Copy every line from the records below that carries the word "Group".
Segment Start: Exercise data
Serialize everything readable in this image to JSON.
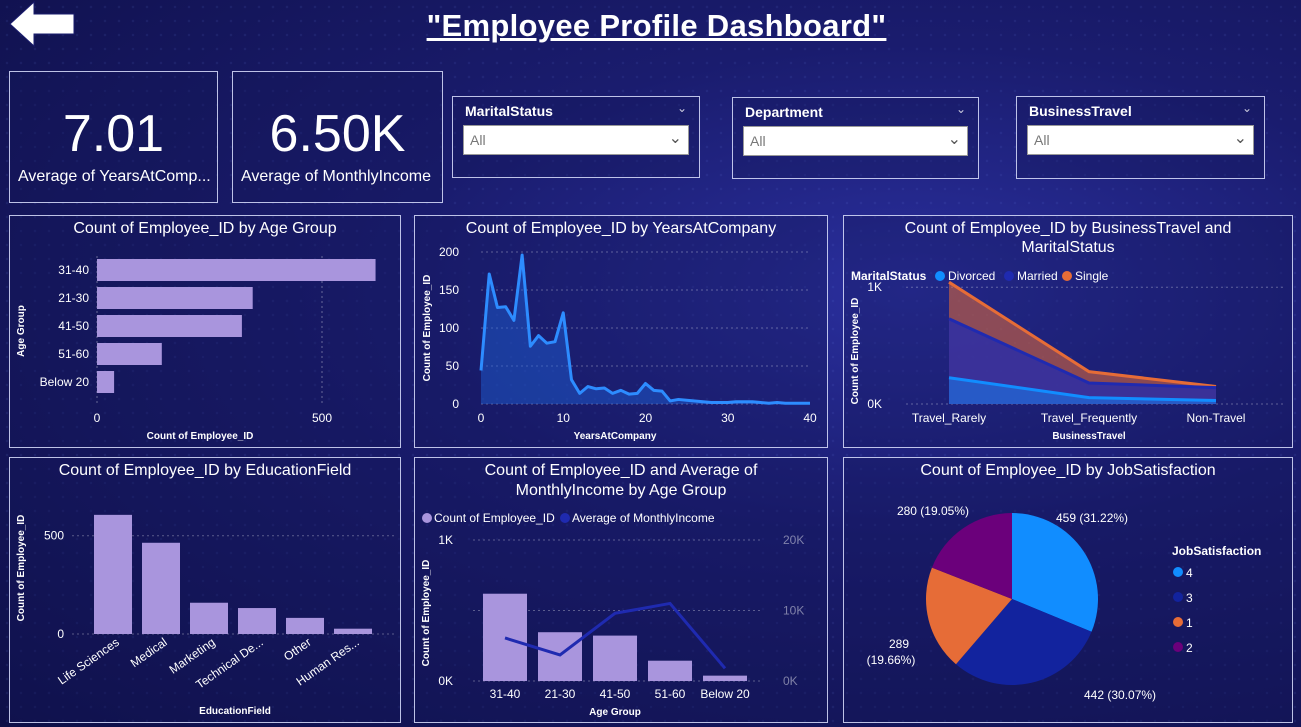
{
  "title": "\"Employee Profile Dashboard\"",
  "kpis": [
    {
      "value": "7.01",
      "label": "Average of YearsAtComp..."
    },
    {
      "value": "6.50K",
      "label": "Average of MonthlyIncome"
    }
  ],
  "slicers": [
    {
      "label": "MaritalStatus",
      "value": "All"
    },
    {
      "label": "Department",
      "value": "All"
    },
    {
      "label": "BusinessTravel",
      "value": "All"
    }
  ],
  "colors": {
    "bar": "#a995dd",
    "line": "#2d8cff",
    "divorced": "#118dff",
    "married": "#1f2ab0",
    "single": "#e66c37",
    "js4": "#118dff",
    "js3": "#12239e",
    "js1": "#e66c37",
    "js2": "#6b007b"
  },
  "charts": {
    "age": {
      "title": "Count of Employee_ID by Age Group",
      "ylabel": "Age Group",
      "xlabel": "Count of Employee_ID"
    },
    "years": {
      "title": "Count of Employee_ID by YearsAtCompany",
      "ylabel": "Count of Employee_ID",
      "xlabel": "YearsAtCompany"
    },
    "travel": {
      "title1": "Count of Employee_ID by BusinessTravel and",
      "title2": "MaritalStatus",
      "ylabel": "Count of Employee_ID",
      "xlabel": "BusinessTravel",
      "legend_title": "MaritalStatus"
    },
    "edu": {
      "title": "Count of Employee_ID by EducationField",
      "ylabel": "Count of Employee_ID",
      "xlabel": "EducationField"
    },
    "combo": {
      "title1": "Count of Employee_ID and Average of",
      "title2": "MonthlyIncome by Age Group",
      "ylabel": "Count of Employee_ID",
      "xlabel": "Age Group",
      "legend1": "Count of Employee_ID",
      "legend2": "Average of MonthlyIncome"
    },
    "pie": {
      "title": "Count of Employee_ID by JobSatisfaction",
      "legend_title": "JobSatisfaction"
    }
  },
  "chart_data": [
    {
      "type": "bar",
      "orientation": "horizontal",
      "categories": [
        "31-40",
        "21-30",
        "41-50",
        "51-60",
        "Below 20"
      ],
      "values": [
        619,
        346,
        322,
        144,
        38
      ],
      "xticks": [
        "0",
        "500"
      ],
      "xlim": [
        0,
        640
      ]
    },
    {
      "type": "area",
      "x": [
        0,
        1,
        2,
        3,
        4,
        5,
        6,
        7,
        8,
        9,
        10,
        11,
        12,
        13,
        14,
        15,
        16,
        17,
        18,
        19,
        20,
        21,
        22,
        23,
        24,
        25,
        26,
        27,
        28,
        29,
        30,
        31,
        32,
        33,
        34,
        35,
        36,
        37,
        38,
        39,
        40
      ],
      "values": [
        44,
        171,
        127,
        128,
        110,
        196,
        76,
        90,
        80,
        82,
        120,
        32,
        14,
        23,
        20,
        21,
        14,
        18,
        13,
        14,
        27,
        18,
        17,
        4,
        6,
        5,
        4,
        3,
        2,
        2,
        2,
        3,
        3,
        3,
        2,
        1,
        2,
        1,
        1,
        1,
        1
      ],
      "yticks": [
        "0",
        "50",
        "100",
        "150",
        "200"
      ],
      "xticks": [
        "0",
        "10",
        "20",
        "30",
        "40"
      ],
      "ylim": [
        0,
        200
      ]
    },
    {
      "type": "area",
      "categories": [
        "Travel_Rarely",
        "Travel_Frequently",
        "Non-Travel"
      ],
      "series": [
        {
          "name": "Divorced",
          "values": [
            225,
            55,
            30
          ]
        },
        {
          "name": "Married",
          "values": [
            730,
            180,
            140
          ]
        },
        {
          "name": "Single",
          "values": [
            1043,
            277,
            150
          ]
        }
      ],
      "yticks": [
        "0K",
        "1K"
      ],
      "ylim": [
        0,
        1250
      ]
    },
    {
      "type": "bar",
      "categories": [
        "Life Sciences",
        "Medical",
        "Marketing",
        "Technical De...",
        "Other",
        "Human Res..."
      ],
      "values": [
        606,
        464,
        159,
        132,
        82,
        27
      ],
      "yticks": [
        "0",
        "500"
      ],
      "ylim": [
        0,
        640
      ]
    },
    {
      "type": "bar",
      "categories": [
        "31-40",
        "21-30",
        "41-50",
        "51-60",
        "Below 20"
      ],
      "series": [
        {
          "name": "Count of Employee_ID",
          "values": [
            619,
            346,
            322,
            144,
            38
          ]
        },
        {
          "name": "Average of MonthlyIncome",
          "values": [
            6100,
            3700,
            9600,
            11000,
            1800
          ]
        }
      ],
      "yticks": [
        "0K",
        "1K"
      ],
      "y2ticks": [
        "0K",
        "10K",
        "20K"
      ],
      "ylim": [
        0,
        1000
      ],
      "y2lim": [
        0,
        20000
      ]
    },
    {
      "type": "pie",
      "categories": [
        "4",
        "3",
        "1",
        "2"
      ],
      "values": [
        459,
        442,
        289,
        280
      ],
      "labels": [
        "459 (31.22%)",
        "442 (30.07%)",
        "289 (19.66%)",
        "280 (19.05%)"
      ]
    }
  ]
}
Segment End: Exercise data
▶ Response to this exercise:
      "title": "Count of Employee_ID by Age Group",
      "ylabel": "Age Group",
      "title2": "MonthlyIncome by Age Group",
      "xlabel": "Age Group",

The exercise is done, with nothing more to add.